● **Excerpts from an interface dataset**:
+--
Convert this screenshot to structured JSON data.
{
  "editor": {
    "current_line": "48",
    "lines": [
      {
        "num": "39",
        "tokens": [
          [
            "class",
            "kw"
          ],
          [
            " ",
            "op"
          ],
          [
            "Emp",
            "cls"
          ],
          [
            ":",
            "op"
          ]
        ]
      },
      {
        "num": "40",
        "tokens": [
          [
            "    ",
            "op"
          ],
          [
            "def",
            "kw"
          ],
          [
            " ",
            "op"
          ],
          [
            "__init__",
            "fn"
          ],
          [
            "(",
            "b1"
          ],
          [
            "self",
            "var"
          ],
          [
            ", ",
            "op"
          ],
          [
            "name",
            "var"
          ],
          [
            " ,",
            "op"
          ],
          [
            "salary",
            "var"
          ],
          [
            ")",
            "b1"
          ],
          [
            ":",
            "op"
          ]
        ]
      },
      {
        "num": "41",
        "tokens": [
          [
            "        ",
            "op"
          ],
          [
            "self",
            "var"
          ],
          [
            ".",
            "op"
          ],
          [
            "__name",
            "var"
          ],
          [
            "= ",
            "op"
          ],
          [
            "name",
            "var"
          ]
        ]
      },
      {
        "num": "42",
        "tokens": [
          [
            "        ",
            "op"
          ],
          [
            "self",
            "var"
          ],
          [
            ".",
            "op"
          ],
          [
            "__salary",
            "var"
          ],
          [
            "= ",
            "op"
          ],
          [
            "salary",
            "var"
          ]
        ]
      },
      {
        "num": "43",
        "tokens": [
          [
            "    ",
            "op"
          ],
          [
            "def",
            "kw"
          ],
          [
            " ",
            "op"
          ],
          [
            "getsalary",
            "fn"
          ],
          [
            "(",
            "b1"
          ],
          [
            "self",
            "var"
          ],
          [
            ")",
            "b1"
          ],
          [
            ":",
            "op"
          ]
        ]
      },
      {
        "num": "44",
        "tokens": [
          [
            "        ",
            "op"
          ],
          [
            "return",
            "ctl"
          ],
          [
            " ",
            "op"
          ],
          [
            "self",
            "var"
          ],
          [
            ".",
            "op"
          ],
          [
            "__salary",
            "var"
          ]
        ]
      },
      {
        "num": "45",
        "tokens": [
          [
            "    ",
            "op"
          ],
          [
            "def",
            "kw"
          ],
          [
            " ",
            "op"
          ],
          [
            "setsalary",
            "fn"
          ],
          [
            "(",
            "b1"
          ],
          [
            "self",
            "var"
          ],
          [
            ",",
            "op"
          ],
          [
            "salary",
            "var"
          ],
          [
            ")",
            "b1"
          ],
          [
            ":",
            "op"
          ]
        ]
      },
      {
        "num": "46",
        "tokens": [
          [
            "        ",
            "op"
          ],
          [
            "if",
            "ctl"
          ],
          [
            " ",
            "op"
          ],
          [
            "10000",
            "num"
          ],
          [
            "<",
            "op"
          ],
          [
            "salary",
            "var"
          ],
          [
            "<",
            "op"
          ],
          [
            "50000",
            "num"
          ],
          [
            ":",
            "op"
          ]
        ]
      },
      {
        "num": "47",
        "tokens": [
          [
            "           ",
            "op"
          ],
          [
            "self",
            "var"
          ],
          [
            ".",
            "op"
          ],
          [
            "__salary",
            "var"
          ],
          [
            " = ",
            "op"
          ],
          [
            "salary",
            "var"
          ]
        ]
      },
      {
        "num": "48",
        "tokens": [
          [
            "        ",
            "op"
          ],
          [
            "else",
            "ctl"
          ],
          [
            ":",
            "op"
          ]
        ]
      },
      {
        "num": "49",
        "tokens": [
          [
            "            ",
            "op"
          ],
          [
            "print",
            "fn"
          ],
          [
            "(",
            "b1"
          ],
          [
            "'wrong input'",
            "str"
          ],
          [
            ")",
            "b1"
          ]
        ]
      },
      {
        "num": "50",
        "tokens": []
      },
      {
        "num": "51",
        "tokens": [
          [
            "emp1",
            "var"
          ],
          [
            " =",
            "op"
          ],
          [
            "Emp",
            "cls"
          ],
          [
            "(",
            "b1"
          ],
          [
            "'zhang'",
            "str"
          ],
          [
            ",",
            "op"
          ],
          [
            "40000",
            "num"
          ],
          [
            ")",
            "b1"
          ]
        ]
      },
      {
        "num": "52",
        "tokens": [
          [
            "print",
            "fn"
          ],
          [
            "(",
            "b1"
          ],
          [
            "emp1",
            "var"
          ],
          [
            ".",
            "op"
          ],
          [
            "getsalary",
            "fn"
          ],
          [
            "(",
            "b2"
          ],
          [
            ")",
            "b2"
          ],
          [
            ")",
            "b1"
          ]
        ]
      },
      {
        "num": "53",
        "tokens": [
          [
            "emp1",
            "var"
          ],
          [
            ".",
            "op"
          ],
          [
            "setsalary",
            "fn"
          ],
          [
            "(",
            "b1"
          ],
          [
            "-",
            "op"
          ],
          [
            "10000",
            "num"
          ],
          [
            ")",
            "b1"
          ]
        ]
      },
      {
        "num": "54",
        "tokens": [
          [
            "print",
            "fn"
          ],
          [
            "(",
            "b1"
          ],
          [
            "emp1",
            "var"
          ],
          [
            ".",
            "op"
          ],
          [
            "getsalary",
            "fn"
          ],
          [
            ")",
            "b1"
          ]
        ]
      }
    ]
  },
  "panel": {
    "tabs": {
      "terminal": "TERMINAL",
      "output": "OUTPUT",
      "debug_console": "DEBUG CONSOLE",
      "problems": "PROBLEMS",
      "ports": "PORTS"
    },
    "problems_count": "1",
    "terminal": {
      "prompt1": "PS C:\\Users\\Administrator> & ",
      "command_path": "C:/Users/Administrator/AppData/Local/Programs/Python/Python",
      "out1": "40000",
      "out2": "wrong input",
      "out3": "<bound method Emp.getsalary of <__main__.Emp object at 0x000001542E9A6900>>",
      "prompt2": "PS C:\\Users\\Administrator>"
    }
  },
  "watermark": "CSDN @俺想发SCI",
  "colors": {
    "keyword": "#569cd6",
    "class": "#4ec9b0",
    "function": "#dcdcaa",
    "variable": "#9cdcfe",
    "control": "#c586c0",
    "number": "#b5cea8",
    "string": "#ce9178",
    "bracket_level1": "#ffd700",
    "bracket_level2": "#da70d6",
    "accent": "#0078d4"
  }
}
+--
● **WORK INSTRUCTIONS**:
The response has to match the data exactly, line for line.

● **OUTPUT**:
Convert this screenshot to structured JSON data.
{
  "editor": {
    "current_line": "48",
    "lines": [
      {
        "num": "39",
        "tokens": [
          [
            "class",
            "kw"
          ],
          [
            " ",
            "op"
          ],
          [
            "Emp",
            "cls"
          ],
          [
            ":",
            "op"
          ]
        ]
      },
      {
        "num": "40",
        "tokens": [
          [
            "    ",
            "op"
          ],
          [
            "def",
            "kw"
          ],
          [
            " ",
            "op"
          ],
          [
            "__init__",
            "fn"
          ],
          [
            "(",
            "b1"
          ],
          [
            "self",
            "var"
          ],
          [
            ", ",
            "op"
          ],
          [
            "name",
            "var"
          ],
          [
            " ,",
            "op"
          ],
          [
            "salary",
            "var"
          ],
          [
            ")",
            "b1"
          ],
          [
            ":",
            "op"
          ]
        ]
      },
      {
        "num": "41",
        "tokens": [
          [
            "        ",
            "op"
          ],
          [
            "self",
            "var"
          ],
          [
            ".",
            "op"
          ],
          [
            "__name",
            "var"
          ],
          [
            "= ",
            "op"
          ],
          [
            "name",
            "var"
          ]
        ]
      },
      {
        "num": "42",
        "tokens": [
          [
            "        ",
            "op"
          ],
          [
            "self",
            "var"
          ],
          [
            ".",
            "op"
          ],
          [
            "__salary",
            "var"
          ],
          [
            "= ",
            "op"
          ],
          [
            "salary",
            "var"
          ]
        ]
      },
      {
        "num": "43",
        "tokens": [
          [
            "    ",
            "op"
          ],
          [
            "def",
            "kw"
          ],
          [
            " ",
            "op"
          ],
          [
            "getsalary",
            "fn"
          ],
          [
            "(",
            "b1"
          ],
          [
            "self",
            "var"
          ],
          [
            ")",
            "b1"
          ],
          [
            ":",
            "op"
          ]
        ]
      },
      {
        "num": "44",
        "tokens": [
          [
            "        ",
            "op"
          ],
          [
            "return",
            "ctl"
          ],
          [
            " ",
            "op"
          ],
          [
            "self",
            "var"
          ],
          [
            ".",
            "op"
          ],
          [
            "__salary",
            "var"
          ]
        ]
      },
      {
        "num": "45",
        "tokens": [
          [
            "    ",
            "op"
          ],
          [
            "def",
            "kw"
          ],
          [
            " ",
            "op"
          ],
          [
            "setsalary",
            "fn"
          ],
          [
            "(",
            "b1"
          ],
          [
            "self",
            "var"
          ],
          [
            ",",
            "op"
          ],
          [
            "salary",
            "var"
          ],
          [
            ")",
            "b1"
          ],
          [
            ":",
            "op"
          ]
        ]
      },
      {
        "num": "46",
        "tokens": [
          [
            "        ",
            "op"
          ],
          [
            "if",
            "ctl"
          ],
          [
            " ",
            "op"
          ],
          [
            "10000",
            "num"
          ],
          [
            "<",
            "op"
          ],
          [
            "salary",
            "var"
          ],
          [
            "<",
            "op"
          ],
          [
            "50000",
            "num"
          ],
          [
            ":",
            "op"
          ]
        ]
      },
      {
        "num": "47",
        "tokens": [
          [
            "           ",
            "op"
          ],
          [
            "self",
            "var"
          ],
          [
            ".",
            "op"
          ],
          [
            "__salary",
            "var"
          ],
          [
            " = ",
            "op"
          ],
          [
            "salary",
            "var"
          ]
        ]
      },
      {
        "num": "48",
        "tokens": [
          [
            "        ",
            "op"
          ],
          [
            "else",
            "ctl"
          ],
          [
            ":",
            "op"
          ]
        ]
      },
      {
        "num": "49",
        "tokens": [
          [
            "            ",
            "op"
          ],
          [
            "print",
            "fn"
          ],
          [
            "(",
            "b1"
          ],
          [
            "'wrong input'",
            "str"
          ],
          [
            ")",
            "b1"
          ]
        ]
      },
      {
        "num": "50",
        "tokens": []
      },
      {
        "num": "51",
        "tokens": [
          [
            "emp1",
            "var"
          ],
          [
            " =",
            "op"
          ],
          [
            "Emp",
            "cls"
          ],
          [
            "(",
            "b1"
          ],
          [
            "'zhang'",
            "str"
          ],
          [
            ",",
            "op"
          ],
          [
            "40000",
            "num"
          ],
          [
            ")",
            "b1"
          ]
        ]
      },
      {
        "num": "52",
        "tokens": [
          [
            "print",
            "fn"
          ],
          [
            "(",
            "b1"
          ],
          [
            "emp1",
            "var"
          ],
          [
            ".",
            "op"
          ],
          [
            "getsalary",
            "fn"
          ],
          [
            "(",
            "b2"
          ],
          [
            ")",
            "b2"
          ],
          [
            ")",
            "b1"
          ]
        ]
      },
      {
        "num": "53",
        "tokens": [
          [
            "emp1",
            "var"
          ],
          [
            ".",
            "op"
          ],
          [
            "setsalary",
            "fn"
          ],
          [
            "(",
            "b1"
          ],
          [
            "-",
            "op"
          ],
          [
            "10000",
            "num"
          ],
          [
            ")",
            "b1"
          ]
        ]
      },
      {
        "num": "54",
        "tokens": [
          [
            "print",
            "fn"
          ],
          [
            "(",
            "b1"
          ],
          [
            "emp1",
            "var"
          ],
          [
            ".",
            "op"
          ],
          [
            "getsalary",
            "fn"
          ],
          [
            ")",
            "b1"
          ]
        ]
      }
    ]
  },
  "panel": {
    "tabs": {
      "terminal": "TERMINAL",
      "output": "OUTPUT",
      "debug_console": "DEBUG CONSOLE",
      "problems": "PROBLEMS",
      "ports": "PORTS"
    },
    "problems_count": "1",
    "terminal": {
      "prompt1": "PS C:\\Users\\Administrator> & ",
      "command_path": "C:/Users/Administrator/AppData/Local/Programs/Python/Python",
      "out1": "40000",
      "out2": "wrong input",
      "out3": "<bound method Emp.getsalary of <__main__.Emp object at 0x000001542E9A6900>>",
      "prompt2": "PS C:\\Users\\Administrator>"
    }
  },
  "watermark": "CSDN @俺想发SCI",
  "colors": {
    "keyword": "#569cd6",
    "class": "#4ec9b0",
    "function": "#dcdcaa",
    "variable": "#9cdcfe",
    "control": "#c586c0",
    "number": "#b5cea8",
    "string": "#ce9178",
    "bracket_level1": "#ffd700",
    "bracket_level2": "#da70d6",
    "accent": "#0078d4"
  }
}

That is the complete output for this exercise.